The inaugural event and the first-ever all-female event in the community, themed "She Leads Beyond," took place in the Olusosun community with 24 young women. It focused on three main topics: self-leadership, culturally responsive mindsets, and dreams beyond visible limitations. The participants had access to established women and mentors within the community. With the focus groups and break-out sessions, the mentors were able to share their personal stories, provide answers to deep questions, give feedback, and guide the participants in areas of personal and life decisions.
The girls were mentored by seasoned female professionals like Chika Nnadozie, Mrs. Christiana Olukayode, Toju Dottie, Ms. Gloria Asekun and Joseph Waribugo, Project Lead for Project ASHA.
The SLAM project featured an essay category with five contestants who wrote on the topic on the topic "Why women should be empowered to lead". The essay encouraged girls to aspire to become leaders and positive local influencers and boost interest in education. Three winners emerged and received a prize token of N30,000 for the winner and the third-place positions, and a Samsung smartwatch for the second-place winner.
Feedback from participants
Amina Lawal: I am happy to be part of the event. I have learnt about self-awareness, to never give up, and how to be a positive influence in my society.
WAYS YOU CAN HELP

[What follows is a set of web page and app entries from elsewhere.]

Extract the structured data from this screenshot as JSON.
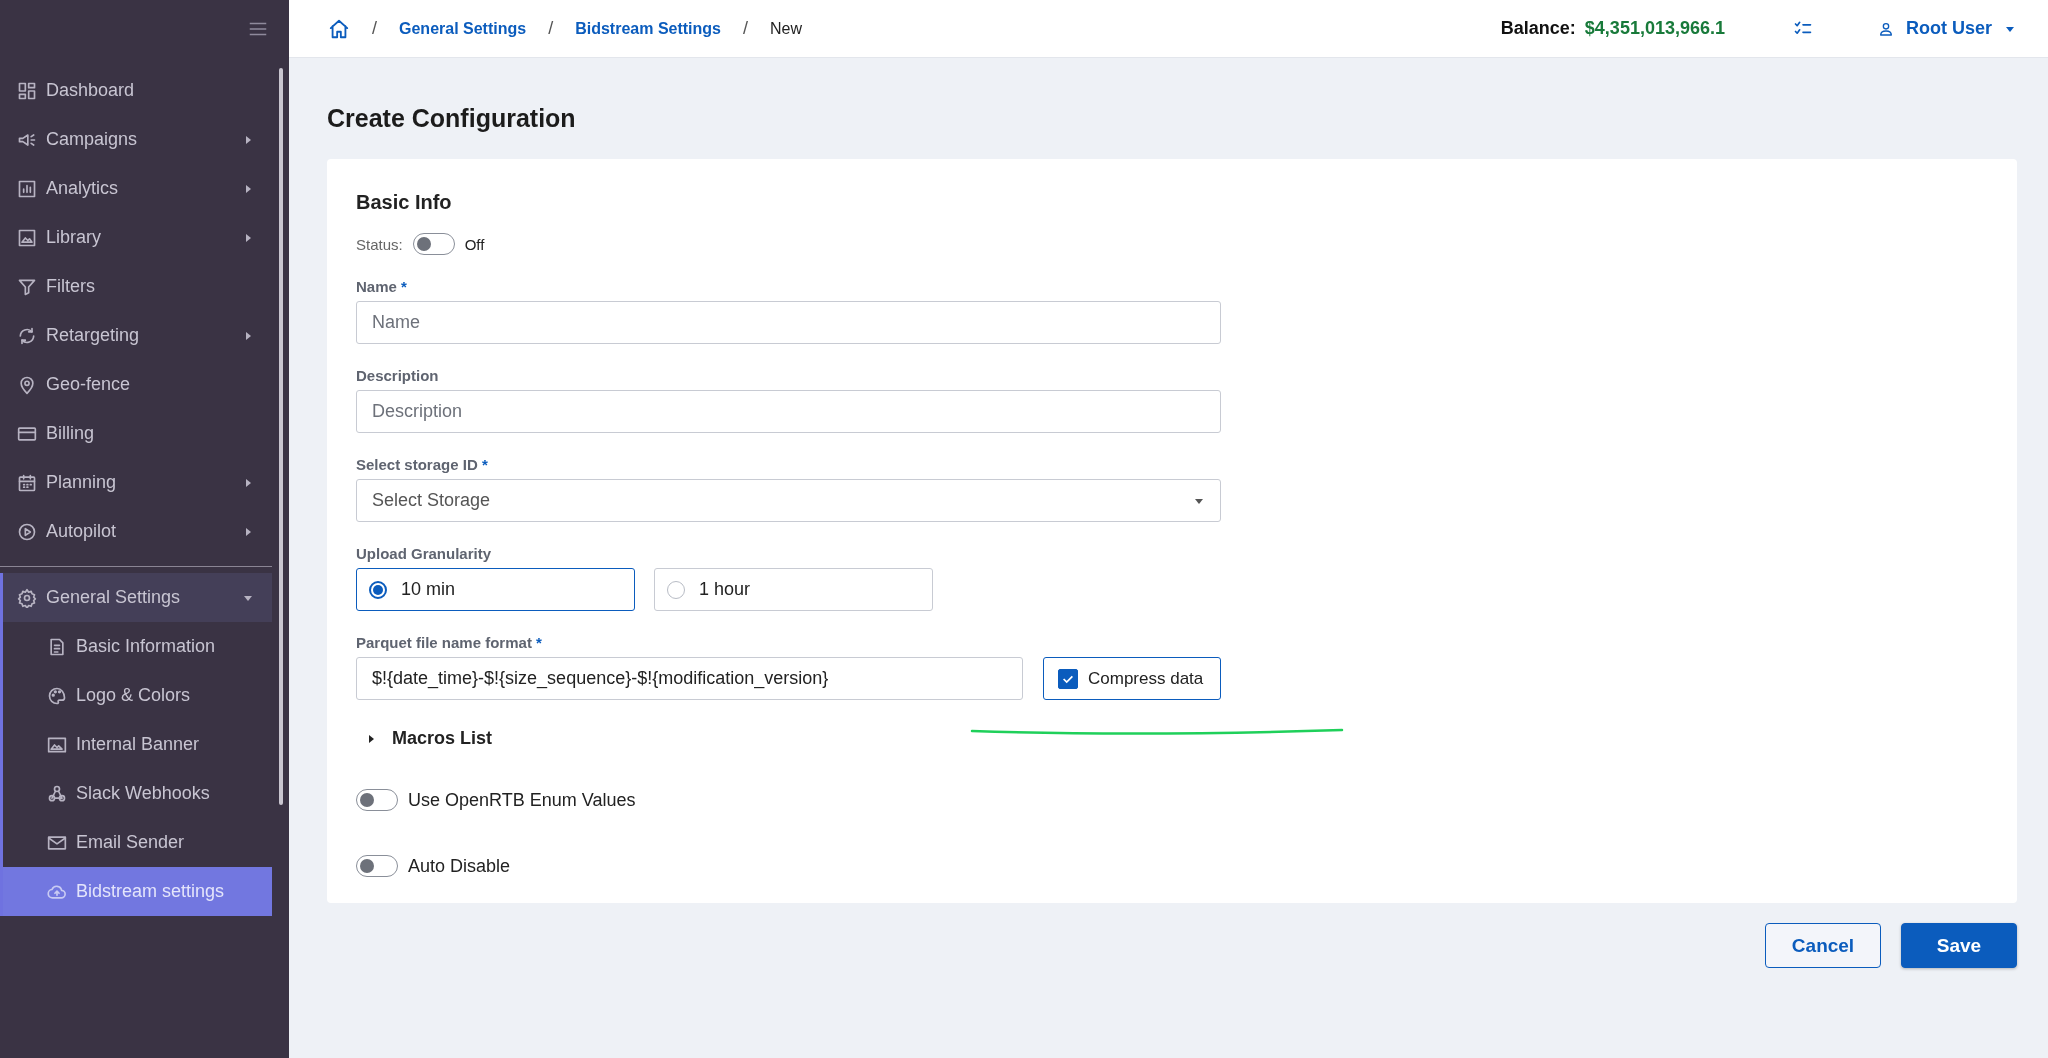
{
  "sidebar": {
    "items": [
      {
        "label": "Dashboard",
        "has_submenu": false
      },
      {
        "label": "Campaigns",
        "has_submenu": true
      },
      {
        "label": "Analytics",
        "has_submenu": true
      },
      {
        "label": "Library",
        "has_submenu": true
      },
      {
        "label": "Filters",
        "has_submenu": false
      },
      {
        "label": "Retargeting",
        "has_submenu": true
      },
      {
        "label": "Geo-fence",
        "has_submenu": false
      },
      {
        "label": "Billing",
        "has_submenu": false
      },
      {
        "label": "Planning",
        "has_submenu": true
      },
      {
        "label": "Autopilot",
        "has_submenu": true
      },
      {
        "label": "General Settings",
        "has_submenu": true,
        "expanded": true,
        "children": [
          {
            "label": "Basic Information",
            "selected": false
          },
          {
            "label": "Logo & Colors",
            "selected": false
          },
          {
            "label": "Internal Banner",
            "selected": false
          },
          {
            "label": "Slack Webhooks",
            "selected": false
          },
          {
            "label": "Email Sender",
            "selected": false
          },
          {
            "label": "Bidstream settings",
            "selected": true
          }
        ]
      }
    ]
  },
  "header": {
    "breadcrumb": {
      "separator": "/",
      "items": [
        "General Settings",
        "Bidstream Settings",
        "New"
      ]
    },
    "balance_label": "Balance:",
    "balance": "$4,351,013,966.1",
    "user": "Root User"
  },
  "page": {
    "title": "Create Configuration",
    "section": "Basic Info",
    "status": {
      "label": "Status:",
      "on": false,
      "text": "Off"
    },
    "fields": [
      {
        "kind": "input",
        "label": "Name",
        "required_mark": "*",
        "placeholder": "Name"
      },
      {
        "kind": "input",
        "label": "Description",
        "placeholder": "Description"
      },
      {
        "kind": "select",
        "label": "Select storage ID",
        "required_mark": "*",
        "placeholder": "Select Storage"
      },
      {
        "kind": "radio",
        "label": "Upload Granularity",
        "options": [
          {
            "label": "10 min",
            "selected": true
          },
          {
            "label": "1 hour",
            "selected": false
          }
        ]
      },
      {
        "kind": "input_check",
        "label": "Parquet file name format",
        "required_mark": "*",
        "value": "$!{date_time}-$!{size_sequence}-$!{modification_version}",
        "check": {
          "label": "Compress data",
          "checked": true
        }
      }
    ],
    "macros": {
      "label": "Macros List",
      "expanded": false
    },
    "toggles": [
      {
        "label": "Use OpenRTB Enum Values",
        "on": false
      },
      {
        "label": "Auto Disable",
        "on": false
      }
    ],
    "buttons": [
      {
        "kind": "secondary",
        "label": "Cancel"
      },
      {
        "kind": "primary",
        "label": "Save"
      }
    ]
  }
}
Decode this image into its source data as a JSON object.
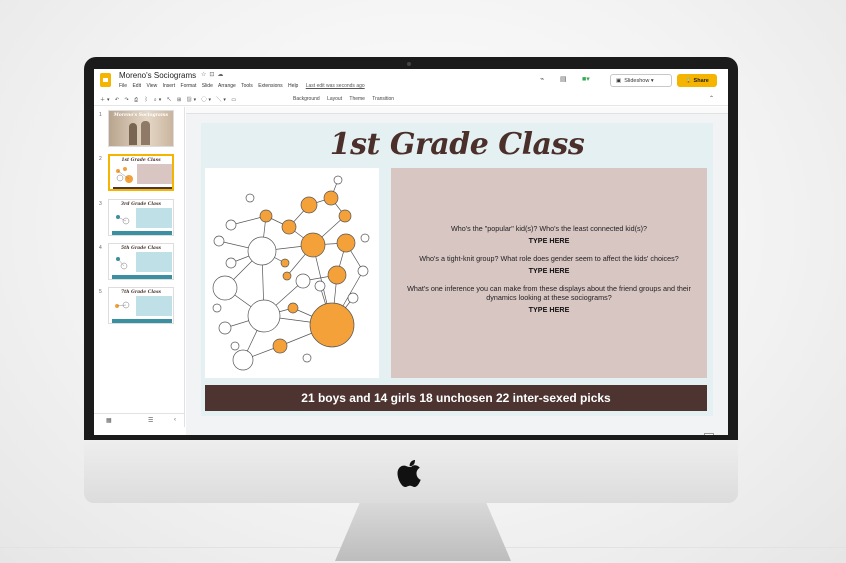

The Sheroes Leadership and Mentoring Project proposes to be a recurring boot camp event and will reach more communities in the coming months. ProjectASHA call for volunteer mentors, inspiring female role models and gender experts to strengthen the impact of the project. Also, as a skilled entrepreneur, you can give free to subsidized training and paid internship opportunities to improve the economic capacities of rural girls and women in communities across Ikeja Local Government Area or in your own local area.